Where the morning dew lies longest,
There the lady fern grows strongest."

A wood pigeon's egg was lying cracked on the ground. A stoat or weasel had probably feasted upon its contents, as the shell was empty.

In the moss, the wood sorrel was growing everywhere, the fragile flowers varying from pure white to a delicate mauve, and here and there were clusters of the sweet-scented woodruff, also yellow pimpernel (or loosestrife) and wood sanicle. Away down to our right, the slope was carpeted with bluebells—it seemed as if the blue of the sky was reflected through the trees on to the earth beneath.

As we were walking along the narrow footpath leading through the wood, we came upon a baby rabbit lying dead across the path. The poor little creature most likely owed its death to its enemy the stoat, which had sucked its blood. Some sexton beetles (necrophorus) had already begun their work of burial, and before many hours were over the rabbit would be underground.

We saw a squirrel perched on the branch of an oak tree overhead, but he ran away out of sight as we approached. Under this same oak we found a curious germinating acorn—it had four cotyledons instead of two!

The pretty little adoxa or moschatel was still in flower, and growing plentifully amongst the moss and grass, producing a faint musk-like odour.

On the trunk of an oak just opposite was a little brown tree-climber, making its way up the tree with the aid of its sharp claws and tail, and stopping every now and then to catch an insect in the cracks of the bark. At the foot of the tree was what looked to be the home of some wood mice. After moving aside some of the dead leaves, we saw a hole evidently leading to the nest in the burrow, and pieces of nibbled nut-shells, etc., were scattered all around.

In this wood grew the only really wild lilies of the valley we had ever found. There they were to our left—just a little patch of them under the trees—their sweet white bells gently nodding to the music of the trees.

Before long we emerged from the wood, and found ourselves on the open hillside. The breeze blew around us, the scent of the golden gorse was in the air, and the larks soared up into the blue sky singing their joyous song of praise.

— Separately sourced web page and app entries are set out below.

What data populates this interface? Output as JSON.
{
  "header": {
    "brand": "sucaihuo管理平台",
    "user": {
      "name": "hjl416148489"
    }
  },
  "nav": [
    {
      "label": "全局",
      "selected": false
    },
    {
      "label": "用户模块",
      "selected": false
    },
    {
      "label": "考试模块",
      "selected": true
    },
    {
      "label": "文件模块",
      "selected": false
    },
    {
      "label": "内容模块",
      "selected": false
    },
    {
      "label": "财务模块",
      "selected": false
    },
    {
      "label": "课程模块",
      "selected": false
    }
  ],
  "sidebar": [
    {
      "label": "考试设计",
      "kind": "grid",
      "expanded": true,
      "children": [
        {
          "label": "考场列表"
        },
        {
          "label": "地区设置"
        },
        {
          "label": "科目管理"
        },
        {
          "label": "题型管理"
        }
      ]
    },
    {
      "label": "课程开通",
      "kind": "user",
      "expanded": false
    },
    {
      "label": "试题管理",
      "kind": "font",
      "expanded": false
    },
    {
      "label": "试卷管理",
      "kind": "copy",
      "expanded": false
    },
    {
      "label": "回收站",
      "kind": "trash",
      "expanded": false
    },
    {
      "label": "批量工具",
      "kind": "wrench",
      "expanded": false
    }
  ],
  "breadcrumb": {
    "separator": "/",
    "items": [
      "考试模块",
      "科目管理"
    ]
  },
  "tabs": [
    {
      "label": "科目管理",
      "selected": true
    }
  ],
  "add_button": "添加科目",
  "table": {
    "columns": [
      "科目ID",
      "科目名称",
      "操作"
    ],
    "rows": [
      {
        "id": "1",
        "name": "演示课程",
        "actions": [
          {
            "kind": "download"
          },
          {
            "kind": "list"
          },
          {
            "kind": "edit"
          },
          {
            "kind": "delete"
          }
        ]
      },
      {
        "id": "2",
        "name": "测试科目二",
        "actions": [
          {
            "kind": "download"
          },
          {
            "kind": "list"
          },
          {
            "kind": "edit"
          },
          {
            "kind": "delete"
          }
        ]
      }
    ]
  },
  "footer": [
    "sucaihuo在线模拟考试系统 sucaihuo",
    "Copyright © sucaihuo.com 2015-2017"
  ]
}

We made our way up the hill, finding heath bedstraw, potentilla sylvestris and blue milkwort in flower. Here and there, sheltered by the gorse bushes, the scentless dog violet was growing. The common speedwell (veronica officinalis), with its pale blue or lilac flowers, was peeping out from among the grass. Its leaves have a bitter taste, and it is said they are sometimes used for making tea.

Some lapwings flew overhead making their low mournful cry, pee-wit, pee-wit! We searched about in likely places hoping to find a lark's nest, but they were so cleverly hidden among the furze, that our search was unavailing. Before descending the hill, we stood awhile to admire the view. The orchards were a mass of bloom, the lilac and laburnum trees in full flower, the woods carpeted with bluebells and the hedgerows white with hawthorn. Nature, decked out in her radiant May dress, seemed just at the very height of her beauty, and made one feel the truth of Wordsworth's beautiful lines—

"Season of fancy and of hope,
Permit not for one hour
A blossom from thy crown to drop,
Nor add to it a flower!
Keep, lovely May, as if by touch
Of self-restraining art,
This modest charm of not too much,
Part seen, imagined part!"



Proofread by Leslie Noelani Laurio, November 2008